Updates in the Treatment of Myelodysplastic Syndrome - Episode 12
The panel of experts comment on the role of transplant in patients with myelodysplastic syndrome.
Gail Roboz, MD: The softening of the marrow concept, this is a particularly challenging one to figure out, but actually, I would argue that that challenge extends to you've got blasts of 7, you've got blasts of 11, you've got blasts of 14. We are still in the lousy data zone about figuring out what actually are we doing with hypomethylating agents before patients going on to myeloablative therapies. I am not talking about 75-year-olds now. I'm talking about younger patients who are intended to have myeloablative or nearly myeloablative therapies. The transplanters, again, depending on their mood and where you are, it needs to be two. It needs to be three. It needs to be five. I can generally give them whatever number they want without even looking under the microscope, but that's a different problem. I think that the goal is here, are we helping people do the data from the hutch? Do we have to give therapy of any sort, chemotherapy hypomethylating agents? If you have a patient who doesn't have 20% blast, but who has between 5% and 20% blasts and is going on to an Allo, does that patient get treated first or not.
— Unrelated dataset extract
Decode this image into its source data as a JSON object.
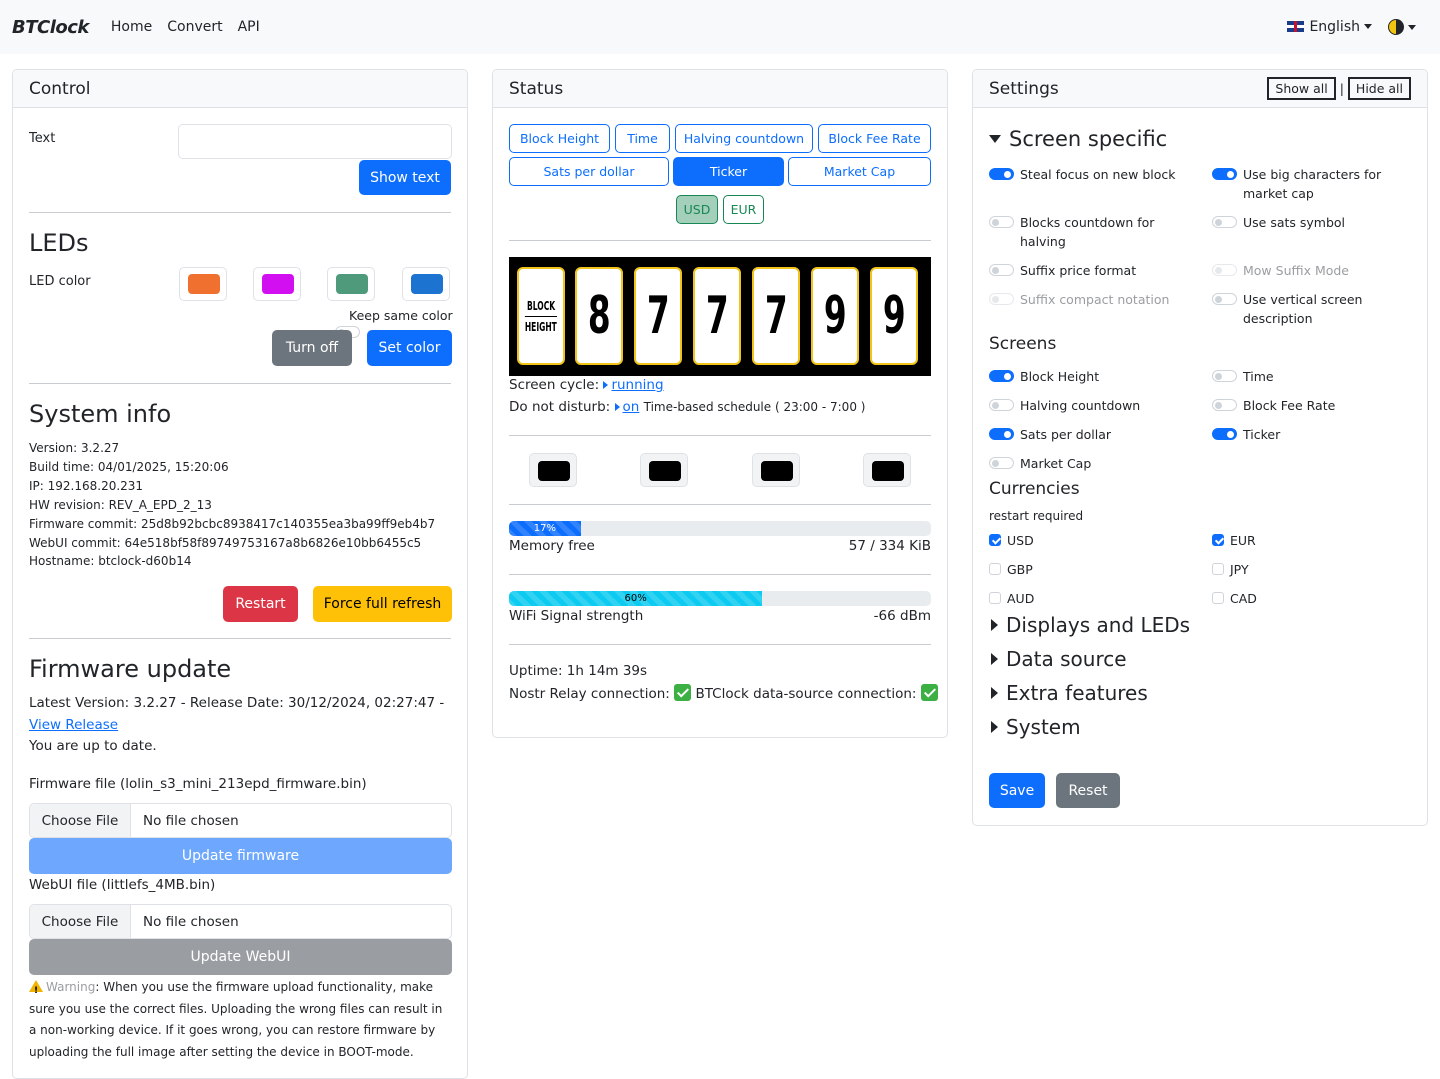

Amy of the soften the marrow group I imagine is going to say yes. How soft, what is the flame under that satay? How much are you softening it? What number has to happen or how many cycles have to happen before that patient gets transplanted?
Amy DeZern, M.D., M.H.S.: I will say, I think sometimes we fall into the paradigm of the enemy of better is best in the transplant world and we wait too long. It used to be six cycles. Then maybe it only needed to be four, but in somebody who I am giving it with the intention of lowering the blast, this may sound overly harsh to a patient's backside, but I try and marrow after every cycle. As long as the blasts are on the way down and are less than 5% we go. I do think, well, the caveat is we don't tend to myeloablate above age 40. That does matter. The choice of conditioning needs to play into these decisions with your transplant colleagues, but the better disease control you have going in the better outcomes there will be on the back end of transplant. I think that's pretty well accepted.
Gail Roboz, MD: Rami, you have a complex karyotype patient, no TP53, but complex karyotype patients going into a transplant. Is that the role of the hypomethylating agent to just keep whacking away at that marrow until those chromosomal abnormalities go away or the commas go away? Does that need to be normal before you go into a transplant?
Rami Komrokji, MD: I think this is one of the most controversial areas, as you even mentioned from the beginning is like the role of treatment prior to transplant. I think many of the times we've functioned by beliefs or what we think than really data. Even just about the blast reduction prior to transplant, people would say to data that it matters. Some other people will say to data it doesn't matter. Same for the cytogenetic response. There is studies from MD Anderson looking at decitabine and those patients that achieved cytogenetic response did better. We did a project with the French group, looking at the azacytidine, the cytogenetics response did not matter because in reality, most of the time we are looking at those at the level of the common myeloid progenitors, and you are not really seeing what's happening at the stem cell level. My bias is like what we know from transplant, if you go to transplant with less than 5% blasts and good cytogenetics, you do better, but we don't know if you started about 5% and had bad cytogenetics normalizing them, is it really better or not? We really don't know. My bias is to try to get that. I would feel maybe more comfortable if they are in cytogenetic response. I think a lot of this is really, unfortunately also in the past would have been lack of effective therapies in this disease that we could not prove those points. Like you do probably more AML than I do as well. You will not take a patient to transplant AML with 25% blasts or in ALL now. They want an MRD-negative disease to take patient to a transplant. I think we are lagging behind in the MDS with that. There is not solid data, but I do almost like what Amy would like. I would start hypomethylating agents. Try to get to the best I can get, but not necessarily deny the transplant if I didn't get to the best point. Again, the P53s are an exception a little bit, but that's my general approach.
Transcript edited for clarity.